First, PPP loans will be forgiven “in an amount equal to the sum of” the following four business expenses for the 8-week period beginning on the date of loan origination: (1) payroll costs; (2) payment of interest on any covered mortgage obligation; (3) payment on any covered rent obligation; and (4) covered utility payments.  See Pub. Law 116-136, §§ 1106(a)(3) and (b)(1)-(4).  It is, therefore, imperative for businesses to use their loans only for these four approved uses, and to document such uses carefully. 

Second, not all costs were created equal under the PPP.  Interim Rule 1 set out limits on non-payroll costs that can be forgiven.  Specifically, the rule states, “not more than 25 percent of the loan forgiveness amount may be attributable to non-payroll costs.”  85 Fed. Reg. 73, at 20813.  As explained in the Interim Rule:

While the Act provides that borrowers are eligible for forgiveness in an amount equal to the sum of payroll costs and any payments of mortgage interest, rent, and utilities, the Administrator has determined that the non-payroll portion of the forgivable loan amount should be limited to effectuate the core purpose of the statute and ensure finite program resources are devoted primarily to payroll. The Administrator has determined in consultation with the Secretary that 75 percent is an appropriate percentage in light of the Act’s overarching focus on keeping workers paid and employed.          

85 Fed. Reg. 73, at 20813-14.

Given these restrictions, loan recipients will also have to carefully calibrate how the loan funds are disbursed within their business in order to ensure that the loans will be forgiven. Third, loan forgiveness is “based on the employer maintaining or quickly rehiring employees and maintaining salary levels.  Forgiveness will be reduced if full-time headcount declines, or if salaries and wages decrease.”  PPP Overview, available here.  More specifically, the statute sets out formulas that serve to reduce the amount of loan forgiveness if the number of employees on payroll during the 8-week period following loan origination decreases as compared to the average number of employees during the same period in 2019, see Pub. Law 116-136, § 1106(d)(2), or if salaries and wages decrease.  Seeid. at § 1106(d)(3).  Exemptions for such reductions apply if employees are re-hired during the period after the business received the loan.  Id. at § 1106(d)(5).  Accordingly, loan applicants should be keenly aware of the payroll claims they are making in connection with their application, and have a plan in place to bring payroll back up to the appropriate levels in order to avoid loan forgiveness reductions under the statute.

Final Thoughts

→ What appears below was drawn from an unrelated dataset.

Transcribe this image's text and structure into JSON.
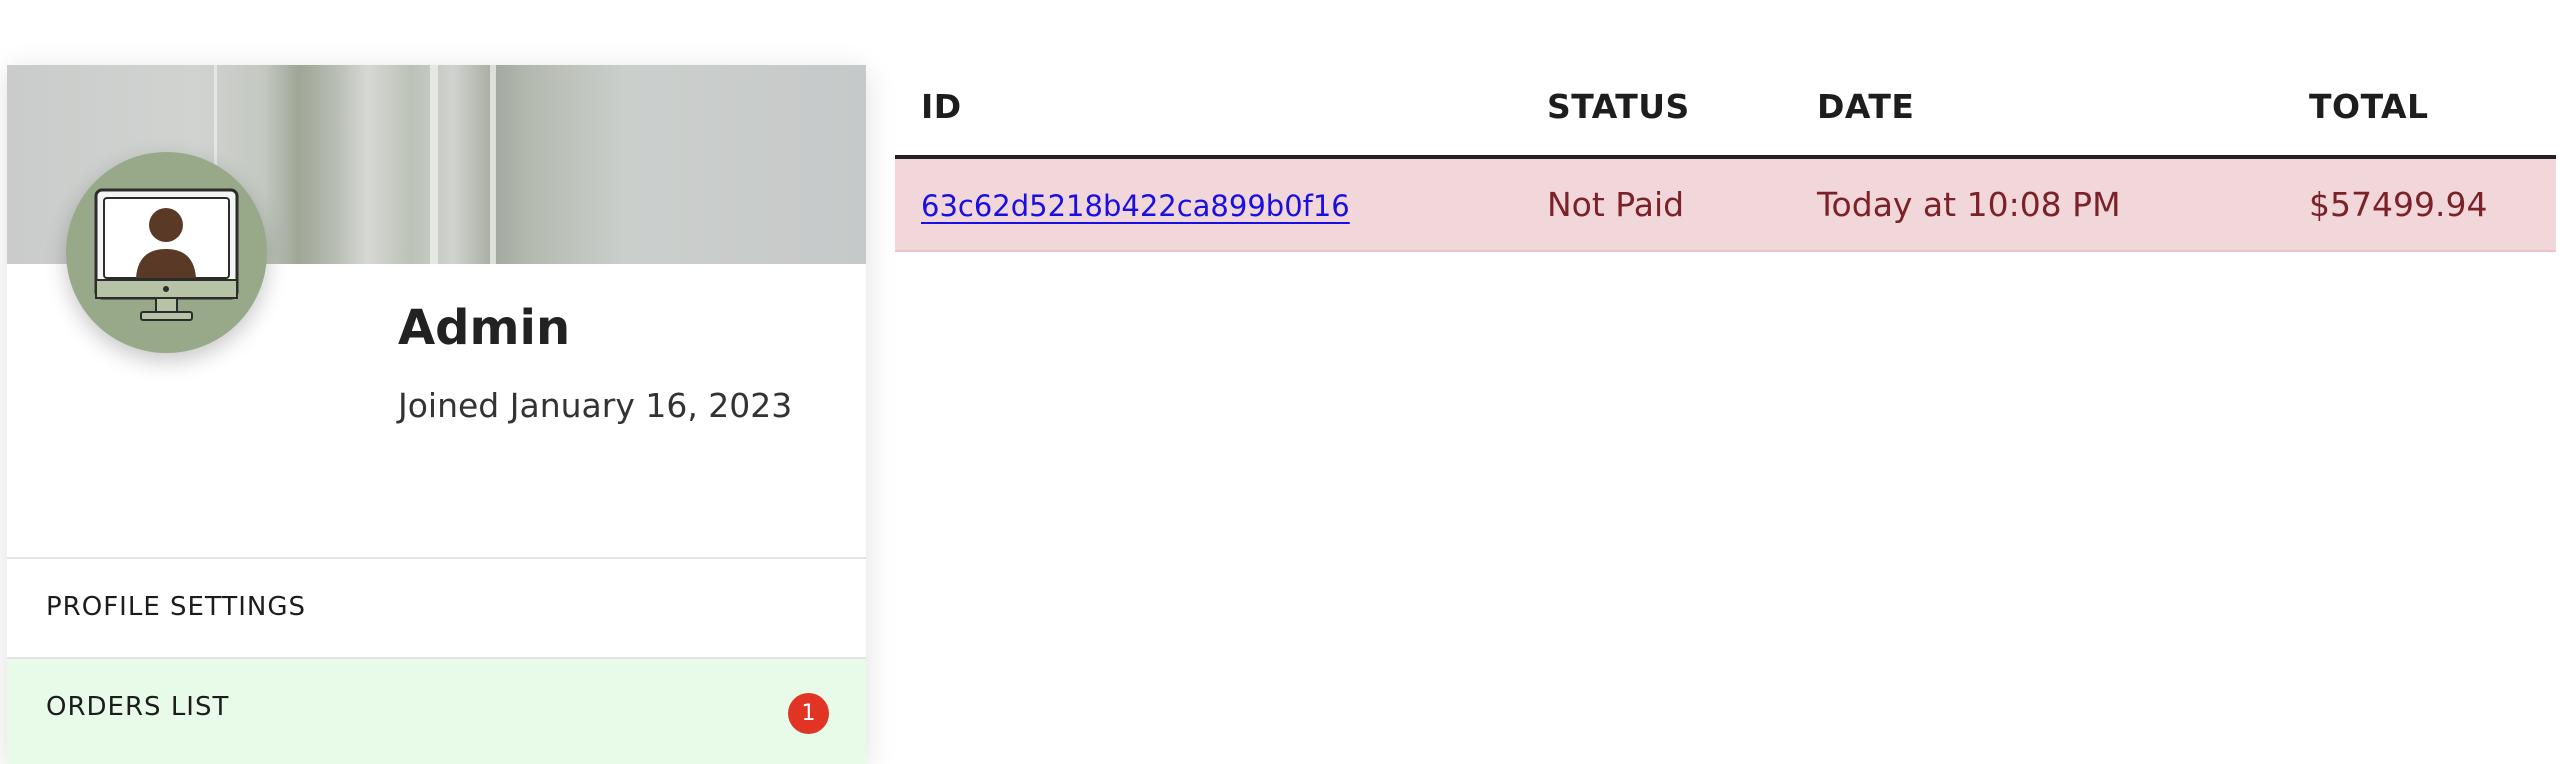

The PPP provides a much-needed lifeline to “small businesses” across the country that are currently suffering as a result of dislocation brought on by the COVID-19 crisis.  If businesses carefully comply with the eligibility and use requirements in the statute and attendant rules, the PPP could help thousands of businesses keep their doors open and their employees employed without taking on any additional long-term debt.  But, as with any large Government stimulus program, there are strings attached.  The statute contains detailed eligibility and use restrictions, a fulsome borrower certification, and the statute places the burden of truthfulness and accuracy firmly on the borrower.  Thus, non-compliance with the statute’s requirements can trigger penalties, including disgorgement, civil and criminal penalties, and loan forgiveness reductions.  As small business owners, our partners have studied the PPP closely and are ready to offer advice and guidance.  If you own or operate a business that has applied for, received loan funds, or are thinking of applying for a loan under the PPP, reach out to us for compliance counseling and guidance.